Knowing that allows me to fight it better.
Knowing that I have IC and that there are ways to better get it under control gives me hope.
The medication I’m on for the IC won’t fully kick in for three months, but when I get there, the pain in my bladder will probably stop causing trouble. I won’t struggle to sleep so much, I will be able to wear jeans again, hallelujah. I might even be able to ease up on the diet a bit. If I can find a way to manage the IC, I believe that I can find a way to manage the fibromyalgia again. I already have some ideas, and I have a doctor to work on them with. I honestly don’t know how long it’s going to take, or how much I’m going to get back, but I am fighting and I am hoping. I will do everything I can to have my two big dreams out in front of me again. I’ve already overcome so much to be here.
In the meantime, it’ll be rough. I hate, hate, hate being this sick. I hate how lonely it is, I hate how useless it makes me feel, and I hate how hard it is to explain to other people. I’m twenty-two, after all. I’m supposed to be at the prime of my life, not too sick to think straight, and fibromyalgia is invisible and complicated. That’s part of why I write these posts. The more people who know stories like mine, the more people there are who will understand when someone tells them that they’re struggling. The more familiar stories like mine become, the more that people with illnesses will be able to look out at the world and see themselves living. So thanks for letting me share my story, and thank you for hearing my voice.
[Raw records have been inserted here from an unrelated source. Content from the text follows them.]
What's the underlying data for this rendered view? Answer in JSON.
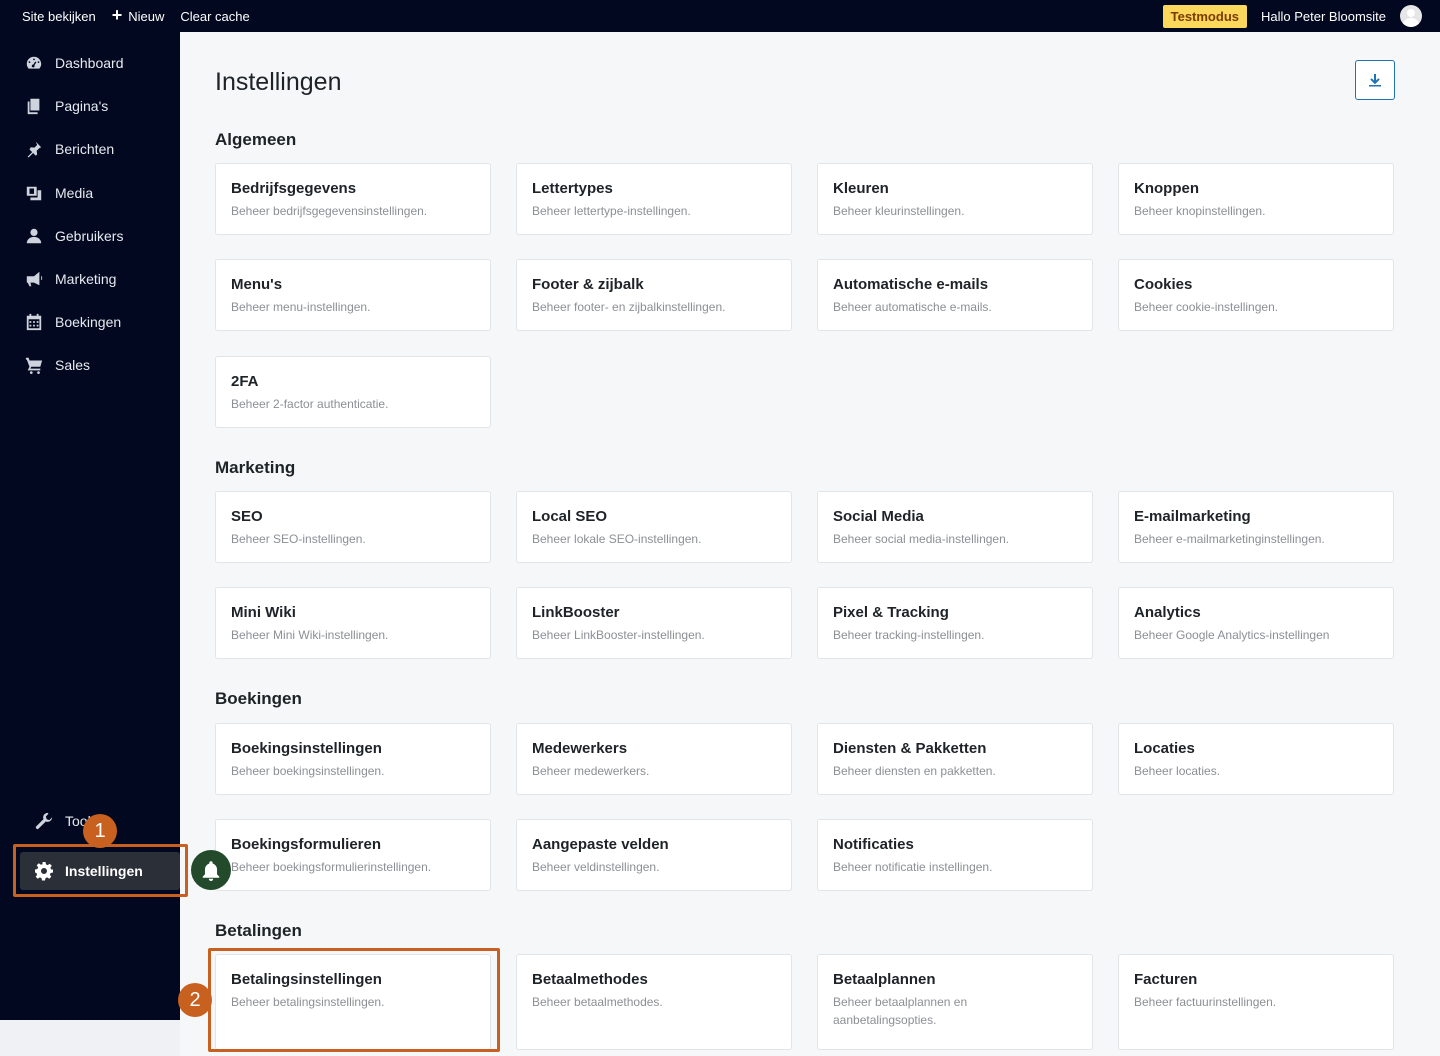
{
  "topbar": {
    "site_view": "Site bekijken",
    "new_label": "Nieuw",
    "clear_cache": "Clear cache",
    "test_mode": "Testmodus",
    "greeting": "Hallo Peter Bloomsite"
  },
  "sidebar": {
    "items": [
      {
        "label": "Dashboard",
        "icon": "dashboard-icon"
      },
      {
        "label": "Pagina's",
        "icon": "pages-icon"
      },
      {
        "label": "Berichten",
        "icon": "pin-icon"
      },
      {
        "label": "Media",
        "icon": "media-icon"
      },
      {
        "label": "Gebruikers",
        "icon": "user-icon"
      },
      {
        "label": "Marketing",
        "icon": "megaphone-icon"
      },
      {
        "label": "Boekingen",
        "icon": "calendar-icon"
      },
      {
        "label": "Sales",
        "icon": "cart-icon"
      }
    ],
    "tools_label": "Tools",
    "settings_label": "Instellingen"
  },
  "callouts": {
    "one": "1",
    "two": "2"
  },
  "page": {
    "title": "Instellingen"
  },
  "sections": [
    {
      "title": "Algemeen",
      "cards": [
        {
          "title": "Bedrijfsgegevens",
          "desc": "Beheer bedrijfsgegevensinstellingen."
        },
        {
          "title": "Lettertypes",
          "desc": "Beheer lettertype-instellingen."
        },
        {
          "title": "Kleuren",
          "desc": "Beheer kleurinstellingen."
        },
        {
          "title": "Knoppen",
          "desc": "Beheer knopinstellingen."
        },
        {
          "title": "Menu's",
          "desc": "Beheer menu-instellingen."
        },
        {
          "title": "Footer & zijbalk",
          "desc": "Beheer footer- en zijbalkinstellingen."
        },
        {
          "title": "Automatische e-mails",
          "desc": "Beheer automatische e-mails."
        },
        {
          "title": "Cookies",
          "desc": "Beheer cookie-instellingen."
        },
        {
          "title": "2FA",
          "desc": "Beheer 2-factor authenticatie."
        }
      ]
    },
    {
      "title": "Marketing",
      "cards": [
        {
          "title": "SEO",
          "desc": "Beheer SEO-instellingen."
        },
        {
          "title": "Local SEO",
          "desc": "Beheer lokale SEO-instellingen."
        },
        {
          "title": "Social Media",
          "desc": "Beheer social media-instellingen."
        },
        {
          "title": "E-mailmarketing",
          "desc": "Beheer e-mailmarketinginstellingen."
        },
        {
          "title": "Mini Wiki",
          "desc": "Beheer Mini Wiki-instellingen."
        },
        {
          "title": "LinkBooster",
          "desc": "Beheer LinkBooster-instellingen."
        },
        {
          "title": "Pixel & Tracking",
          "desc": "Beheer tracking-instellingen."
        },
        {
          "title": "Analytics",
          "desc": "Beheer Google Analytics-instellingen"
        }
      ]
    },
    {
      "title": "Boekingen",
      "cards": [
        {
          "title": "Boekingsinstellingen",
          "desc": "Beheer boekingsinstellingen."
        },
        {
          "title": "Medewerkers",
          "desc": "Beheer medewerkers."
        },
        {
          "title": "Diensten & Pakketten",
          "desc": "Beheer diensten en pakketten."
        },
        {
          "title": "Locaties",
          "desc": "Beheer locaties."
        },
        {
          "title": "Boekingsformulieren",
          "desc": "Beheer boekingsformulierinstellingen."
        },
        {
          "title": "Aangepaste velden",
          "desc": "Beheer veldinstellingen."
        },
        {
          "title": "Notificaties",
          "desc": "Beheer notificatie instellingen."
        }
      ]
    },
    {
      "title": "Betalingen",
      "cards": [
        {
          "title": "Betalingsinstellingen",
          "desc": "Beheer betalingsinstellingen."
        },
        {
          "title": "Betaalmethodes",
          "desc": "Beheer betaalmethodes."
        },
        {
          "title": "Betaalplannen",
          "desc": "Beheer betaalplannen en aanbetalingsopties."
        },
        {
          "title": "Facturen",
          "desc": "Beheer factuurinstellingen."
        }
      ]
    }
  ]
}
For now, I’m planning one task every day, one thing that I can accomplish. A blog post, a class assignment, a doctor’s appointment. It might be all I can handle, but if I organize it right, I can get things done. I’m going to take spring semester off entirely to continue my recovery, which will give me a chance to finally get to work on my own writing again. I’m so excited for that. I can’t tell you how much I’ve missed creating characters and worlds and watching their stories unfold in front of me.
Pray for me. Wish me luck. I do dearly hope that I can make progress with my health again.
Images via searchingforthehappiness.com, telegraph.co.uk, and [my own].